What do you think the scariest part of Halloween is? The costumes? Or the haunted houses? Or possibly the prospect of having to clean up your front yard after the neighbor kids toilet paper everything?
While all of these things are scary in their own right, they pale in comparison to the fear of navigating Halloween with a peanut allergy... or a child with a peanut allergy. The 3 million people in the United States that suffer from peanut allergies must always have their guard up, but on Halloween, that restlessness reaches its peak.
Here are four things you can do to make Halloween a little safer, and a lot more enjoyable, for trick-or-treaters with peanut allergies.
1. Understand Peanut Allergies
There is a lot to know when it comes to peanut allergies. What are the symptoms of someone going into anaphylactic shock? Can someone have an attack if there is peanut dust in the air? Can my organization be liable if someone has an attack on premises? How do you treat someone that might be experiencing a peanut allergy attack?
I encourage you to take a look at our Peanut Allergy Precautions article to learn more about peanut allergies.
2. Emphasize the Other Aspects of Halloween
If your organization has events planned to celebrate Halloween you may want to think about how much of an emphasis is being placed on trick-or-treating and candy. By emphasizing other aspects of Halloween like costume parties and pumpkin carving contests, peanut allergy sufferers will feel more included in the celebration, and, more importantly, young kids with allergies will have other distractions that prevent them from taking unnecessary dietary risks. After all, even the most disciplined child with peanut allergies would be tempted if all of their friends spent the whole day munching on Snickers bars and Reeses peanut butter cups.
3. Avoid Homemade Foods
Homemade baked goods are often a staple of office parties and community get togethers. Unfortunately, these items can be extremely dangerous for peanut allergy sufferers... especially young kids. They may ask, "Does this have peanuts in it?", and it is possible the recipe didn't call for any peanuts. But what if the rolling pin used had peanut residue on it? Or what if one of the ingredients was prepared in a factory somewhere that also handles nuts?

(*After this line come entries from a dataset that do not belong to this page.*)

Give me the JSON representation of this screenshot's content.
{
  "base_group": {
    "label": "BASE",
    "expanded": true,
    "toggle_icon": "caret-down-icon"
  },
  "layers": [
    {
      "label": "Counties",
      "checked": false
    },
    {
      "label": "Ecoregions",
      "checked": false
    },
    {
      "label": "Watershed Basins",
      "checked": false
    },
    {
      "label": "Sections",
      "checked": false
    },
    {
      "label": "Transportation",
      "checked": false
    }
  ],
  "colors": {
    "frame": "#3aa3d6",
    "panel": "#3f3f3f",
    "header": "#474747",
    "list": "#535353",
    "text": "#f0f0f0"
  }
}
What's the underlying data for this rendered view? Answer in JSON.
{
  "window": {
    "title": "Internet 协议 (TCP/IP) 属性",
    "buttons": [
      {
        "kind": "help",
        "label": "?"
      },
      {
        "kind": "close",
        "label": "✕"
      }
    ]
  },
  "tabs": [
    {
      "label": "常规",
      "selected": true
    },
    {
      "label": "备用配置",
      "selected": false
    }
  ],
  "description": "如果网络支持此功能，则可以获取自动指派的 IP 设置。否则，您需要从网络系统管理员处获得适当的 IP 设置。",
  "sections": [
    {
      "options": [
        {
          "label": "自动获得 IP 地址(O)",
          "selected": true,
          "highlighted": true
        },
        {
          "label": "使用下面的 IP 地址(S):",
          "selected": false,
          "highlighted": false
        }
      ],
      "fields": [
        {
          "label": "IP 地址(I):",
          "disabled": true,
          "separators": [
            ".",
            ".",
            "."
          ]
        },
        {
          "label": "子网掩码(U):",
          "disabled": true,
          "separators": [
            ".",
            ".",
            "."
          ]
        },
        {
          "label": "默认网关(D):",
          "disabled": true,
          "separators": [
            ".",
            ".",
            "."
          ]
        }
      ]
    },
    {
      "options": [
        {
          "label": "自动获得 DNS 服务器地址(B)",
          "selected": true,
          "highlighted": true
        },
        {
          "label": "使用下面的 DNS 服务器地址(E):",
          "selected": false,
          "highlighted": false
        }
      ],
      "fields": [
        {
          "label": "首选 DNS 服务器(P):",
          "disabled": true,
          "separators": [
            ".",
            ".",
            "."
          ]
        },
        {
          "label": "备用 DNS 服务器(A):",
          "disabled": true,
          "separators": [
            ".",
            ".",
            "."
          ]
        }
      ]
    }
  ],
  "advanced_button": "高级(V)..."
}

Completely preventing homemade foods may be difficult, so as a backup, efforts should be made to ensure peanut allergy sufferers don't take any unnecessary risks. Instruct bake sale coordinators or office staff to make no guarantees regarding the ingredients of homemade foods. If you're interested, you can read more about one mom's trepidation when it comes to her child eating homemade food.
4. Offer a Candy Swap for Kids
This idea was borrowed from the Nut-Free Mom Blog mentioned above. On Halloween she swaps her child's peanut-filled treats with other goodies like chapstick, stickers, safe candy, etc. This could make for an incredible event for a youth-focused organization like a YMCA or Boys and Girls Club.
Kids could show up a few days after Halloween and swap their candy for little toys and prizes. Something tells me local dentists would love to get involved!